February 2011 Newsletter:

Grant funding, Summer Student Project

A puzzle in retinoic acid regulation of ACTH in hypothalamus and pituitary.

Retinoic acid (RA) is a metabolite of retinol (vitamin A) and has important roles in embryonic development, cell development and survival. It binds and activates retinoic acid receptors (RARs), which belong to the family of nuclear receptors. The RA signalling pathway has recently been found in the hypothalamus1. Pro-opiomelanocortin (POMC) is a pro-hormone found in the hypothalamic regions of the brain that can be proteolysed to a range of neuropeptides. It is cleaved to adrenocortocotropic hormone (ACTH) by pro-hormone convertase 1 (PC1). ACTH can then be cleaved further by pro-hormone convertase 2 (PC2) to α-melanocyte-stimulating hormone (α-MSH)2. It has recently been shown that RA increases ACTH levels in the hypothalamus1, but can decrease ACTH in the pituitary3.The mechanism for these effects is unknown.

The aim of the project was to investigate how RA regulates ACTH in the hypothalamus and pituitary.

Three rats were injected with RA (10mg/kg/day) over a three day period, pituitary and hypothalamus tissue were collected from each animal and from three control animals which were not treated with RA. The same tissues were collected from rats kept on a long-day photoperiod (8h light, 16h dark in which RA signalling is high1) or a short-day photoperiod (16h dark, 8h light in which RA signalling is low1) these animals were perfused with 4% paraformaldehyde before tissue collection. Pituitaries were sectioned at 8-10 μm and hypothalami at 40 μm and immunohistochemistry was performed.
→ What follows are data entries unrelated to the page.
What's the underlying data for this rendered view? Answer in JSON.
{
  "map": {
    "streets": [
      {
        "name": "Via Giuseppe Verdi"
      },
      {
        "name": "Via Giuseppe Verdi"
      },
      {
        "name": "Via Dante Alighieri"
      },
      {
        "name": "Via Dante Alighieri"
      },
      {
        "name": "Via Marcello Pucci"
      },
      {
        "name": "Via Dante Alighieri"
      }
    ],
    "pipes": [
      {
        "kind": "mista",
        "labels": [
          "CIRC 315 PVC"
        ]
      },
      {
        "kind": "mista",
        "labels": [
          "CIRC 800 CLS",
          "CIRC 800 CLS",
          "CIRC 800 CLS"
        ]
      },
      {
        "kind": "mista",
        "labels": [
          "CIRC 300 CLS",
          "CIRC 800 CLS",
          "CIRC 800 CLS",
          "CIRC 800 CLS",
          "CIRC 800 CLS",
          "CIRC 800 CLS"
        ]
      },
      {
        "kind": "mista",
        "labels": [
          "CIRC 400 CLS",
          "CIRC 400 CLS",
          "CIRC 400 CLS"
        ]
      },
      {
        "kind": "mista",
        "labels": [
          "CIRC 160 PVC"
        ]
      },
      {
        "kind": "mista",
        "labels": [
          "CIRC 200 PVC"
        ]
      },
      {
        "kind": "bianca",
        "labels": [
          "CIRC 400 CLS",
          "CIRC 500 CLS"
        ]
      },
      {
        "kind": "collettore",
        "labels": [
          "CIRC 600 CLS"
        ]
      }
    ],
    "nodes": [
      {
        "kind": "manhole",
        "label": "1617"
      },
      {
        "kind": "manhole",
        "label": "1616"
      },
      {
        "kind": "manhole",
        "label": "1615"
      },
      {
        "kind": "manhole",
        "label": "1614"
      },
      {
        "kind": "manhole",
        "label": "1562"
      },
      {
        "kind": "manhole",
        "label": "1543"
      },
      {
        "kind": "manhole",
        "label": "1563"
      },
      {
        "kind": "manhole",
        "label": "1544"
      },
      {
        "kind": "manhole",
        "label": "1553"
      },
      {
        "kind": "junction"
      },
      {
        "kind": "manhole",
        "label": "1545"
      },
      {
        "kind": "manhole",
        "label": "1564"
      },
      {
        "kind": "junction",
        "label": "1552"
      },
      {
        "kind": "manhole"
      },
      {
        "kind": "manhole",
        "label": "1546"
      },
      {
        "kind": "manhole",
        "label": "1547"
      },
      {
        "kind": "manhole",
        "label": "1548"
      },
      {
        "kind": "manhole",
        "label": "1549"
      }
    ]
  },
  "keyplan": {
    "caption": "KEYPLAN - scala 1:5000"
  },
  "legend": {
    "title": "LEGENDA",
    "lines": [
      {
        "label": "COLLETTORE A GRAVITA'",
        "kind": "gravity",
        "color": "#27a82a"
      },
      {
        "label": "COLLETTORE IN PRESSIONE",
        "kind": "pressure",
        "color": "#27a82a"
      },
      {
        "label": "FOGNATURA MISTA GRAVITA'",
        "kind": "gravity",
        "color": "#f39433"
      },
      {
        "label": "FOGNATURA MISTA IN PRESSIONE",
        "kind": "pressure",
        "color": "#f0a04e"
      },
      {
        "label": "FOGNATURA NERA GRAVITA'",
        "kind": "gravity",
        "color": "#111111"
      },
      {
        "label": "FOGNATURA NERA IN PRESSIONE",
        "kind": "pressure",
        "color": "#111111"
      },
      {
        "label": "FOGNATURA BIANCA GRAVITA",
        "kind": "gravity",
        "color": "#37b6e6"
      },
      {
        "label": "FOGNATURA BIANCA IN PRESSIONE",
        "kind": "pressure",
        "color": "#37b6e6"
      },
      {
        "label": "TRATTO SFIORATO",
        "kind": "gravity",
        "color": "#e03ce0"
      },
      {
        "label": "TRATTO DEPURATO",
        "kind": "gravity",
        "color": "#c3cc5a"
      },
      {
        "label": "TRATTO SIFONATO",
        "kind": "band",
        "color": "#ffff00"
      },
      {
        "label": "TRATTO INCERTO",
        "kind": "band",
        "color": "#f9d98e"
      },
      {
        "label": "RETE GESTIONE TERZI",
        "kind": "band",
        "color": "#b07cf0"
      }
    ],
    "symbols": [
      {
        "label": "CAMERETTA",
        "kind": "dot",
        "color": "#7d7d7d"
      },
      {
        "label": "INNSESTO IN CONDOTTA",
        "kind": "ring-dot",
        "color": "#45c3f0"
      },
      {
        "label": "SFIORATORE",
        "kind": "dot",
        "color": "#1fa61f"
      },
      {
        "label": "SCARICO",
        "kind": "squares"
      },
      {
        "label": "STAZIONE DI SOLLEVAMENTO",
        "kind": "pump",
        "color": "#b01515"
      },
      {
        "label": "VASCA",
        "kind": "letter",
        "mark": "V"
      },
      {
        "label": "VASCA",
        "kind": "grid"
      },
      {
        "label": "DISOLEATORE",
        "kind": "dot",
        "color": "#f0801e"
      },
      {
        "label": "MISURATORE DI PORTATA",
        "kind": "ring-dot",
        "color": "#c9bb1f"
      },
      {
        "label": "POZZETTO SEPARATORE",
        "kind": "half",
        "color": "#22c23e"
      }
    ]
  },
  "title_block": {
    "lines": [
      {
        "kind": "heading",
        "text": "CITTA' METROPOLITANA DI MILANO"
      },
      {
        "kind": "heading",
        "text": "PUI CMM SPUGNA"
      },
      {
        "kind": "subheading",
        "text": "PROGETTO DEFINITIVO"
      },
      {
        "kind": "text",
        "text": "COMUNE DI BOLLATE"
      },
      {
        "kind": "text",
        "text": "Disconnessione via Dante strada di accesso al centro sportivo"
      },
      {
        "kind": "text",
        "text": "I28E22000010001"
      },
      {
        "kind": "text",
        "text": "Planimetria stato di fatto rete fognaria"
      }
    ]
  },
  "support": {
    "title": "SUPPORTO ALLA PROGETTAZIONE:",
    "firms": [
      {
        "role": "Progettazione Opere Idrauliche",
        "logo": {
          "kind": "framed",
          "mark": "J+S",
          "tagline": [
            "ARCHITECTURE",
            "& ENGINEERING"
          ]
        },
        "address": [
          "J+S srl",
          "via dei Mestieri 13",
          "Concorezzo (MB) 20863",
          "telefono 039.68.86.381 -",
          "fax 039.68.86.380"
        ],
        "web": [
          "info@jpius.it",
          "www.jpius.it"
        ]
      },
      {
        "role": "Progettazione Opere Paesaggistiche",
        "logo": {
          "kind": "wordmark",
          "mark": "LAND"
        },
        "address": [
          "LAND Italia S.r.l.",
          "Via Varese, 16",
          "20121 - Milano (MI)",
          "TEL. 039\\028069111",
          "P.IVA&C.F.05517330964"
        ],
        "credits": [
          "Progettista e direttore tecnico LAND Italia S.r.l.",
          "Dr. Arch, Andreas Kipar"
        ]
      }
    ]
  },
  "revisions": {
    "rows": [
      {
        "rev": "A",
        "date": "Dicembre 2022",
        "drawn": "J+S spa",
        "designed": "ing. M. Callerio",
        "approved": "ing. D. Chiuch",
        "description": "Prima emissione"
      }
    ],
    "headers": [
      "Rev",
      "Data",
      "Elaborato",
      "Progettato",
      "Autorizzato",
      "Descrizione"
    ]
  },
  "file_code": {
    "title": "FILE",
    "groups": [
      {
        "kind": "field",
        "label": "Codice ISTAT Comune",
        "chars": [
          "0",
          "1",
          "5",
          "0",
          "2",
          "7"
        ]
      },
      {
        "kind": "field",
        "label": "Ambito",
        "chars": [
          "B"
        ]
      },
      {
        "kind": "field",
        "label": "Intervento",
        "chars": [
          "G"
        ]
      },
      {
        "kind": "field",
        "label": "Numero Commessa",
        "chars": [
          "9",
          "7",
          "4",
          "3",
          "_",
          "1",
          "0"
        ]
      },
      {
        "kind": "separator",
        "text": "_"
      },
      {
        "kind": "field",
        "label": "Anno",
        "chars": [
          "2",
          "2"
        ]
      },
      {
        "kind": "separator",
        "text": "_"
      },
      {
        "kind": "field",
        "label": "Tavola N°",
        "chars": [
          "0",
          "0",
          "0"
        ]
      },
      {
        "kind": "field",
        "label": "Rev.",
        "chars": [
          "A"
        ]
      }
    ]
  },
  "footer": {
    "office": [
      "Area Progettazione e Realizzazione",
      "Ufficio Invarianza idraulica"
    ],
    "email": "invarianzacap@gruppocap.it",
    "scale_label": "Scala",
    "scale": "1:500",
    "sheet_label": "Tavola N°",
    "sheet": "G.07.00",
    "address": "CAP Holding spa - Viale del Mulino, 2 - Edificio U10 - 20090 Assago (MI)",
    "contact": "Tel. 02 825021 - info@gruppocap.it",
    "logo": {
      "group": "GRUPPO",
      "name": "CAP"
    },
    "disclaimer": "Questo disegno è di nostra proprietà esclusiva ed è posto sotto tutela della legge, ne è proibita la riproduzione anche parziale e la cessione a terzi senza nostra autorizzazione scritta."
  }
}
RNA, DNA and protein were extracted from the hypothalamus and pituitary pieces using Qiagen AllPrep kit. Western blotting and qPCR were performed.

An anti-PC1 antibody was tested on hypothalamus and pituitary using immunohistochemistry and western blotting. qPCR was also performed to look at Pcsk1 gene. Immunohistochemistry and western blotting showed that the antibody did not work (results not shown). qPCR however was able to demonstrate that PC1 mRNA did not change significantly between control and RA treated (fig.1A and 1C).

The levels of PC2 immunoreactivity were higher in the hypothalamus of long-day and RA treated animals, which could be because more RA is produced in the hypothalamus of rats kept on a long-day photoperiod. It also suggests that RA signalling may affect POMC regulation of ACTH and α-MSH.

1. Shearer, K.D., Goodman, T.H., Ross, A.W., Reilly, L., Morgan, P.J., McCaffery P.J. (2010). Photoperiodic regulation of retinoic acid signalling in the hypothalamus. Journal of Neurochemistry, 112, 246-257.

2. Pritchard, L.E., Turnbull, A.V., White, A. (2002). Pro-opiomelanocortin processing in the hypothalamus: impact on melanocortin signalling and obesity. Journal of Endocrinology, 172, 411-421.

3. Castillo V, Giacomini D, Páez-Pereda M, Stalla J, Labeur M, Theodoropoulou M, Holsboer F, Grossman AB, Stalla GK, Arzt E. (2006). Retinoic acid as a novel medical therapy for Cushing's disease in dogs. Endocrinology. 147, 4438-4444.